■ About this exercise
Take every line from the data that has the word "volley" in it.

■ Dataset entries
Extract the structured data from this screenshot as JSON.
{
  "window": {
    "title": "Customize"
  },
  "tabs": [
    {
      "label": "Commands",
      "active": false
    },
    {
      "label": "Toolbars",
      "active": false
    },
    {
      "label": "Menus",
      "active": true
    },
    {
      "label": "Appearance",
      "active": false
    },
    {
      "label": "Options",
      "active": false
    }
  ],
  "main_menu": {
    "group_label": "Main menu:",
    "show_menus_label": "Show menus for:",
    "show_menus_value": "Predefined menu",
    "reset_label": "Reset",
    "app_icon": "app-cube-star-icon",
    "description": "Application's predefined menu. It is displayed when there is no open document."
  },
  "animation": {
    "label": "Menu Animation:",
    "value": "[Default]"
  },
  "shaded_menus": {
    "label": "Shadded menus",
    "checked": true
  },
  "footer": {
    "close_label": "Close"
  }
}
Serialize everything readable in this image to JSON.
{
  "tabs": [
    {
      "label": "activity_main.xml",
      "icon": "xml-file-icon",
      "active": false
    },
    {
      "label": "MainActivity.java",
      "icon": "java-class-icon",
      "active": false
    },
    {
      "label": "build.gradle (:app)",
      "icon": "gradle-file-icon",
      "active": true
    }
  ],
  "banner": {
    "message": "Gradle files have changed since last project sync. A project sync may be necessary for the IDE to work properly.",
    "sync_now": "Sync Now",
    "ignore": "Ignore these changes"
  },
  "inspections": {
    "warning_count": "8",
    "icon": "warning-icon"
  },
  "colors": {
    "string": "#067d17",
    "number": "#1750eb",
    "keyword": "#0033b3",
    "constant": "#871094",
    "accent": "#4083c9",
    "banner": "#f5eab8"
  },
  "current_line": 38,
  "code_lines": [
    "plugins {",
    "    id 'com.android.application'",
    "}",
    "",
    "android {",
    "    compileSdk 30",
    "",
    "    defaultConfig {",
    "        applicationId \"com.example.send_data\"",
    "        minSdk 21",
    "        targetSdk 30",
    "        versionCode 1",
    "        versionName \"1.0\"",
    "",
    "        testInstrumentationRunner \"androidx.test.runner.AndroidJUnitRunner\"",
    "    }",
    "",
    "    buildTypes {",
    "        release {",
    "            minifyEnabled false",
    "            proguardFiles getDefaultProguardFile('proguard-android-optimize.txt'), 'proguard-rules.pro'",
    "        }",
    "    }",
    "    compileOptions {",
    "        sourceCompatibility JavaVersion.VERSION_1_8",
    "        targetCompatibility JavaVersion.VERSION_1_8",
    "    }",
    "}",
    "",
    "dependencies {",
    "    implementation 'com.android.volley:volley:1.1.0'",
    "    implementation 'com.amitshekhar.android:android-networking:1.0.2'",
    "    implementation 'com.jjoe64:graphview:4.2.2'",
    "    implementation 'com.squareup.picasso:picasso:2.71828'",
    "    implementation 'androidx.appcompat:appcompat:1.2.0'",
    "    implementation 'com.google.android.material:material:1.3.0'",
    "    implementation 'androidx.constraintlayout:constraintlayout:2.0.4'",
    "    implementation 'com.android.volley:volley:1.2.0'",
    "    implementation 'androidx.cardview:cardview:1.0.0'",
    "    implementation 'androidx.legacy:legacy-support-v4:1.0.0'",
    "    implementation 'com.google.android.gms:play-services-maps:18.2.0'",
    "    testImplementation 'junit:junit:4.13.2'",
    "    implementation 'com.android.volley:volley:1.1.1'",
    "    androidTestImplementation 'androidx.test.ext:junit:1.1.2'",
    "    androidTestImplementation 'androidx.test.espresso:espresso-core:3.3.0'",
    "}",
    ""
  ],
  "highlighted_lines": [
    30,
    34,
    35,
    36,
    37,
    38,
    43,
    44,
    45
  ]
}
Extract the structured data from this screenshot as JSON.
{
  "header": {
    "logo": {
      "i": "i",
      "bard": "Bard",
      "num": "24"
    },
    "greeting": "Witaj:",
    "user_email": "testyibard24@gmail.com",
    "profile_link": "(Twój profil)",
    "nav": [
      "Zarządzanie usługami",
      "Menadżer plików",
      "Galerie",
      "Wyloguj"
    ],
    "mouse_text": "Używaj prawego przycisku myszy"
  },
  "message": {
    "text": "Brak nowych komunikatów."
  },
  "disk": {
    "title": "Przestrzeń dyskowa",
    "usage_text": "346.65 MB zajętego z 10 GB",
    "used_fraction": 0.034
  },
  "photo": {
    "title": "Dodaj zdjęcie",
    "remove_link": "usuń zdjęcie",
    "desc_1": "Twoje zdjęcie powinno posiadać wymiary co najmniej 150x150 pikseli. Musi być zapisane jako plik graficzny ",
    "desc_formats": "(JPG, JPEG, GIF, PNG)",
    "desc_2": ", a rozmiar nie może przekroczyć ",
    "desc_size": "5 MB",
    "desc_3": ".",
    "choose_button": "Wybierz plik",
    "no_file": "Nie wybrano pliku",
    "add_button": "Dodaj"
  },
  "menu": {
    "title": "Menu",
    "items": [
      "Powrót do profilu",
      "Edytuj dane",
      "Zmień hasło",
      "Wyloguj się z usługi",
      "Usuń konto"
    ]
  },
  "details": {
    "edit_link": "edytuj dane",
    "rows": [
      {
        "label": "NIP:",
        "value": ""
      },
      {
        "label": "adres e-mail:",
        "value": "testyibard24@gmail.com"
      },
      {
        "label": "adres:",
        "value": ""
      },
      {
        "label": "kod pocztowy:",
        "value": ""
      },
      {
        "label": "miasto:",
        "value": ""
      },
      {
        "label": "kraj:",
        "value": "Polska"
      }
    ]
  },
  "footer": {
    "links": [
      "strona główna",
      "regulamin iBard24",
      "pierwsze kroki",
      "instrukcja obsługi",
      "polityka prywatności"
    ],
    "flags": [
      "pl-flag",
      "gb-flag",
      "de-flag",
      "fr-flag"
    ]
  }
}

■ Reply to the task
    "    implementation 'com.android.volley:volley:1.1.0'",
    "    implementation 'com.android.volley:volley:1.2.0'",
    "    implementation 'com.android.volley:volley:1.1.1'",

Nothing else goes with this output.